BOISE – As driving assistance technology becomes more widely available in new vehicles, AAA warns that knowledge gaps can lead to dangerous assumptions about how the system will perform.  According to new research by the AAA Foundation for Traffic Safety, drivers who received a brief, but comprehensive training session significantly outperformed those were left to learn about the technology on their own.

AAA looked at driver understanding of adaptive cruise control (ACC), a system that assists with acceleration and braking to maintain a driver-selected gap with the car in front, through the first six months of new vehicle ownership.  During a simulated drive at the end of the study, those who learned by experience alone were more likely to wait for the system to act outside of its intended use, resulting in delayed reaction time that may have put lives at risk.

“Self-taught drivers were also more likely to mistakenly believe that the ACC technology would react appropriately to stationary objects like construction cones, assist with steering to keep the vehicle in its lane, and consistently operate in all weather conditions,” says AAA Idaho public affairs director Matthew Conde.  “Better training can help set realistic expectations, and in turn, prevent overreliance on a system that is specifically designed to assist an engaged human driver.”

Of particular concern was a group of over-confident drivers who failed to grasp ACC yet were highly self-assured in their knowledge.  AAA urges vehicle manufacturers to clearly communicate the limitations of driver assistance systems in a variety of ways to address different learning styles.

“A lot can happen at freeway speeds, and we don’t want drivers to learn the hard way that with new technology, ‘self-taught’ isn’t always the best way to go,” Conde said.

When it comes to advanced vehicle systems, AAA recommends the acronym PLAN:
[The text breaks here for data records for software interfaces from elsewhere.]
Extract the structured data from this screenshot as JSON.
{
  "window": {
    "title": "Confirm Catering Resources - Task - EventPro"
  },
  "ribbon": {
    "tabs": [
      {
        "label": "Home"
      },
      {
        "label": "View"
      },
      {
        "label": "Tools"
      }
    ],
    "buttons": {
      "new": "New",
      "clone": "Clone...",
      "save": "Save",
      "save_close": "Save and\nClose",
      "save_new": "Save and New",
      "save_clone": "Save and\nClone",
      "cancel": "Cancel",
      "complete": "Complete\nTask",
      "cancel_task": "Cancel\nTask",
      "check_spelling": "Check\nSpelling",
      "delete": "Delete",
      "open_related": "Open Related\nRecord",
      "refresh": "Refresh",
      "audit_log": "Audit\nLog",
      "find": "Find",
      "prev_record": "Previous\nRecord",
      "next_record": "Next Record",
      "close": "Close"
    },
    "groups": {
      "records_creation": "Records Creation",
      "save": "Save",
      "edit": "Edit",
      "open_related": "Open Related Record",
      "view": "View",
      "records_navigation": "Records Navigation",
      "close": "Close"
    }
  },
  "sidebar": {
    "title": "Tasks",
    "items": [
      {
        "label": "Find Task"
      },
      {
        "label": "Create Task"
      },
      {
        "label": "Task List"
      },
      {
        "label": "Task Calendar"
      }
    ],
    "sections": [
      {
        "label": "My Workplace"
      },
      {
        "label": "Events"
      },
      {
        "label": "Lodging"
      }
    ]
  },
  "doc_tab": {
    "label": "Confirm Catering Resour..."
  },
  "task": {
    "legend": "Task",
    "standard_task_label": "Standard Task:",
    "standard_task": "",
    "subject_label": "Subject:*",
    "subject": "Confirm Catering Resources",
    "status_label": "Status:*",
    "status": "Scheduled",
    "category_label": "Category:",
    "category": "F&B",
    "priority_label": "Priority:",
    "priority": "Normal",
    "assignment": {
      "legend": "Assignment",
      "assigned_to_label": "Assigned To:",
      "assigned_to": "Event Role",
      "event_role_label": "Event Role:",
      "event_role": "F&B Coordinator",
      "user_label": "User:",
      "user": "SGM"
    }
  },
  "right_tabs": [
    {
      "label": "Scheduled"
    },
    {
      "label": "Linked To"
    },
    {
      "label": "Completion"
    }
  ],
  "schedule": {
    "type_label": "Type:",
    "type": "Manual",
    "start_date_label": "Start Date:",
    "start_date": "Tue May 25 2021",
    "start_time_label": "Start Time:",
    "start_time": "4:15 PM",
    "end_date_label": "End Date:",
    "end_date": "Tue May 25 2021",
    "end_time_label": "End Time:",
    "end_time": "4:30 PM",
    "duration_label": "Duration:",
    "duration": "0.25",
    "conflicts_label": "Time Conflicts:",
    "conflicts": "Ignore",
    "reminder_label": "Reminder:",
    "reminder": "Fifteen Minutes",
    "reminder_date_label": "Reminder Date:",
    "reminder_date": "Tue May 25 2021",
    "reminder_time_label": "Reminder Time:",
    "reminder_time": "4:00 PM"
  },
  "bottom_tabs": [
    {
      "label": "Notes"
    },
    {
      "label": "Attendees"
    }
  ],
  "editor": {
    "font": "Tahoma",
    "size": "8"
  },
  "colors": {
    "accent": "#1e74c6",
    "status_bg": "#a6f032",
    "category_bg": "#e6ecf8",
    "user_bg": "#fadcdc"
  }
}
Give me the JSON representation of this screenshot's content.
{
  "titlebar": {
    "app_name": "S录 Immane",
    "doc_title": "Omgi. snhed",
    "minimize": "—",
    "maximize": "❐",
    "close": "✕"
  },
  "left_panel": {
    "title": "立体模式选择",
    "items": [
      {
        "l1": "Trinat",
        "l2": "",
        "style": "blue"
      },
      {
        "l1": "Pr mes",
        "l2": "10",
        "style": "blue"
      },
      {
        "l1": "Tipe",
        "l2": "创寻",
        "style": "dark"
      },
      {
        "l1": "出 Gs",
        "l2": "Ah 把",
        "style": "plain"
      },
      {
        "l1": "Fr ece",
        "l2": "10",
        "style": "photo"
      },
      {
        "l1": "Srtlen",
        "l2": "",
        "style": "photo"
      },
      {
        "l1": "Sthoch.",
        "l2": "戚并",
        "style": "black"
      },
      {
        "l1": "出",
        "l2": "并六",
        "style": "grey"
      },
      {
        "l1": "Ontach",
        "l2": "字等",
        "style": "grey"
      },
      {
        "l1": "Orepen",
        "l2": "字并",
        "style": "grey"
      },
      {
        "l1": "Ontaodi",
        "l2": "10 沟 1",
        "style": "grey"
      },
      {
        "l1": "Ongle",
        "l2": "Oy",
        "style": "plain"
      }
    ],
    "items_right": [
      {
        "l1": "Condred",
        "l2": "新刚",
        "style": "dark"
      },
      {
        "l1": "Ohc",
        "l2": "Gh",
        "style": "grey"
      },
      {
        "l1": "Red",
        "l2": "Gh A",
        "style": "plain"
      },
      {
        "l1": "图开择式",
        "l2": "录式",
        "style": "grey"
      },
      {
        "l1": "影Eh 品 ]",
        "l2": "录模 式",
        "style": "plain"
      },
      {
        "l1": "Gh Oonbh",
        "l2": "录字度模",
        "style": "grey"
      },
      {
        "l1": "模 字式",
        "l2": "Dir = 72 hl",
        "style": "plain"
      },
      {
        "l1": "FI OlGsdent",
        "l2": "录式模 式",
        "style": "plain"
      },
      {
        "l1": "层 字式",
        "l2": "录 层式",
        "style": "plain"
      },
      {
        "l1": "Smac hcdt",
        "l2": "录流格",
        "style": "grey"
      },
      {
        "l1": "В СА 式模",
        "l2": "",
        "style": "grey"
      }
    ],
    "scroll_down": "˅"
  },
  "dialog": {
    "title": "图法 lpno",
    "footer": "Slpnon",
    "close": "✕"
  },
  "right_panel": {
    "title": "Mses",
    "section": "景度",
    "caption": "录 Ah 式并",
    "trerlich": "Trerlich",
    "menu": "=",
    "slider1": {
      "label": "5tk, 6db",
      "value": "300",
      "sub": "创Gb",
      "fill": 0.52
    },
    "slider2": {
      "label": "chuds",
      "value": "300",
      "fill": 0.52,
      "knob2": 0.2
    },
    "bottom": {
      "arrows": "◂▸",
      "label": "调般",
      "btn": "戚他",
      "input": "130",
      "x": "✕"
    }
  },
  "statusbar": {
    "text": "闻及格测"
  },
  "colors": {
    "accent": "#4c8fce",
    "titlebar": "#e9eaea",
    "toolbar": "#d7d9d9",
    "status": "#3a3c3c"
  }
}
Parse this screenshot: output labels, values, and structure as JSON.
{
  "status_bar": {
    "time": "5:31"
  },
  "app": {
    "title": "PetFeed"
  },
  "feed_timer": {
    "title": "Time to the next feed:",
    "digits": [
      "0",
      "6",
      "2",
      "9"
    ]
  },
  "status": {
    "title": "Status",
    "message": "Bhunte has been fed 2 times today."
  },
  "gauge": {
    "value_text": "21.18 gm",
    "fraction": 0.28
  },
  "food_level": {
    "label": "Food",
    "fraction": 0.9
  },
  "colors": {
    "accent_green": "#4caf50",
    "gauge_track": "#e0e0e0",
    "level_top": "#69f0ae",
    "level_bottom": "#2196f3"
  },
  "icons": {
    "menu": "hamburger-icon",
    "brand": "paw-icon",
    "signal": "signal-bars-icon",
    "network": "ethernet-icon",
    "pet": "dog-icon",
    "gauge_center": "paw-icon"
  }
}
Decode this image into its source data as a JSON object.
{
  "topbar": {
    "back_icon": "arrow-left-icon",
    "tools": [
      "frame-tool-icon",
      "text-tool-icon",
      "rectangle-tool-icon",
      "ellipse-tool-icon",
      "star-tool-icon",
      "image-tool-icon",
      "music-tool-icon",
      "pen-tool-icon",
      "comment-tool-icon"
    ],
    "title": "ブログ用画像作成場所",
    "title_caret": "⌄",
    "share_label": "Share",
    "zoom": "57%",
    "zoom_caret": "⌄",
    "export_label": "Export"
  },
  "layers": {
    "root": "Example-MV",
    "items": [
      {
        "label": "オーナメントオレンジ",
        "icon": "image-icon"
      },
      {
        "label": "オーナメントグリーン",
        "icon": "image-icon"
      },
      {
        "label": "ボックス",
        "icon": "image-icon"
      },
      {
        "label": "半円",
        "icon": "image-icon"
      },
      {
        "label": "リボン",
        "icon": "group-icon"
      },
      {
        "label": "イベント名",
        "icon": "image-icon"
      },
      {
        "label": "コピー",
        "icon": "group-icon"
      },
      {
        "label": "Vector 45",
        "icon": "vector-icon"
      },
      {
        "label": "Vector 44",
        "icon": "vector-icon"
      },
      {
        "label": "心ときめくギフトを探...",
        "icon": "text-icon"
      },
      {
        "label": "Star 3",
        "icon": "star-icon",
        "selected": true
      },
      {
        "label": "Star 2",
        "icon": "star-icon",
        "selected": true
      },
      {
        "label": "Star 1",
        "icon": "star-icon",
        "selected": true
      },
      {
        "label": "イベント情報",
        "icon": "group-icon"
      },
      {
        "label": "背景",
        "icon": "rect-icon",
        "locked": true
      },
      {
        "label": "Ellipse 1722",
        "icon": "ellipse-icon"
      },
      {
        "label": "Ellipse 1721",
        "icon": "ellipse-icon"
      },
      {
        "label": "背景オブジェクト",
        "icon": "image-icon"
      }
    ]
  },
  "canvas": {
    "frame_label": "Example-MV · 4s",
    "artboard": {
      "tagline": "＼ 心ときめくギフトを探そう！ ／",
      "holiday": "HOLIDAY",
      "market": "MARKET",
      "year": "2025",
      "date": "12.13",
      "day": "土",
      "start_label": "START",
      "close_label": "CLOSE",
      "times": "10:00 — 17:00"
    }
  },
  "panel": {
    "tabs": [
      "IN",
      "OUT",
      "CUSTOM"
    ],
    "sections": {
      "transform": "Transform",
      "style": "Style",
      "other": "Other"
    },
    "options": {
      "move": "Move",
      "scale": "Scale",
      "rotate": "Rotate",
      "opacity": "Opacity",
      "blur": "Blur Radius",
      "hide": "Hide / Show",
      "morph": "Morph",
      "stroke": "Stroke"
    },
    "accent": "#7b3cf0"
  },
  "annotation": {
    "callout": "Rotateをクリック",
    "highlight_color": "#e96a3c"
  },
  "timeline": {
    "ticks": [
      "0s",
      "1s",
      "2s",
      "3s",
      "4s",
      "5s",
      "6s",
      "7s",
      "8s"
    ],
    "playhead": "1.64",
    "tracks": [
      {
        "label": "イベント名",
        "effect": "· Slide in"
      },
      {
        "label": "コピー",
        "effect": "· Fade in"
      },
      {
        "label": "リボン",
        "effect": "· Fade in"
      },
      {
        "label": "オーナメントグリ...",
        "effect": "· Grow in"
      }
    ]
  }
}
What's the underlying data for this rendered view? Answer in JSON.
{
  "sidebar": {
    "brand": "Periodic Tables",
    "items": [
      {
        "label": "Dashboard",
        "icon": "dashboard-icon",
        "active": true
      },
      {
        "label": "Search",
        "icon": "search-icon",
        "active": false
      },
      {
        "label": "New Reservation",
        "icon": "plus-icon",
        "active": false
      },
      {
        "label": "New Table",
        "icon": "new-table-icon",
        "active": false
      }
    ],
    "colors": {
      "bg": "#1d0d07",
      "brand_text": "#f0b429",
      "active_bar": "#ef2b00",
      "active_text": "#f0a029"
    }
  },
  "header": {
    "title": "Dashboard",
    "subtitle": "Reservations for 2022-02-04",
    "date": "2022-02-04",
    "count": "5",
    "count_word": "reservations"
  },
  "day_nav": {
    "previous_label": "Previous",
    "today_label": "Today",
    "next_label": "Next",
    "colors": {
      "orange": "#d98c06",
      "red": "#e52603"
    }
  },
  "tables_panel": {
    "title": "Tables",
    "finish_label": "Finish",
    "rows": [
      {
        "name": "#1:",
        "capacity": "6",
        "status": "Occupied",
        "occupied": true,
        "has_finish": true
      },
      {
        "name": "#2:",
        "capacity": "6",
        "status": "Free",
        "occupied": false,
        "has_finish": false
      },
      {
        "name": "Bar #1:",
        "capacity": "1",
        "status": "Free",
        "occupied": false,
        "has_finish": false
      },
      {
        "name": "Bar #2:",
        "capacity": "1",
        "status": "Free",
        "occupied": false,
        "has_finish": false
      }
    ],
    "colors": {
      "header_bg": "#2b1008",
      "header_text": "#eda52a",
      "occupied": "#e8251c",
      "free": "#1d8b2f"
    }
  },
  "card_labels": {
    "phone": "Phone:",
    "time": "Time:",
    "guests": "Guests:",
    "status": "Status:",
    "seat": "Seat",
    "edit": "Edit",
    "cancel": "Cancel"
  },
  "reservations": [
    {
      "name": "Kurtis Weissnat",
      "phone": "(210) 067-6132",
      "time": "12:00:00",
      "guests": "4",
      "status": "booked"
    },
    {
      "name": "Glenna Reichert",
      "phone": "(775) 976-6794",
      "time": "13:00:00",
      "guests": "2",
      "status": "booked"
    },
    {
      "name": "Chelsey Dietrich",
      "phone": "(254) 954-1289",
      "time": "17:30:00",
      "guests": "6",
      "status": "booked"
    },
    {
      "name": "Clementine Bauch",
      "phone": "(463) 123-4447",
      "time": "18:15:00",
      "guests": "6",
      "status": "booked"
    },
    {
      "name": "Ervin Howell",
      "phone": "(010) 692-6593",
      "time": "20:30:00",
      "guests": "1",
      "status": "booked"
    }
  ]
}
  • Understand the purpose of the technology through hands-on training at the dealership
  • Understand the limitations of the technology by avoiding assumptions of what it can and cannot do
  • Allow time for practice to learn how the technology works under real driving conditions
  • Never rely on it to the point where you aren’t prepared to immediately take over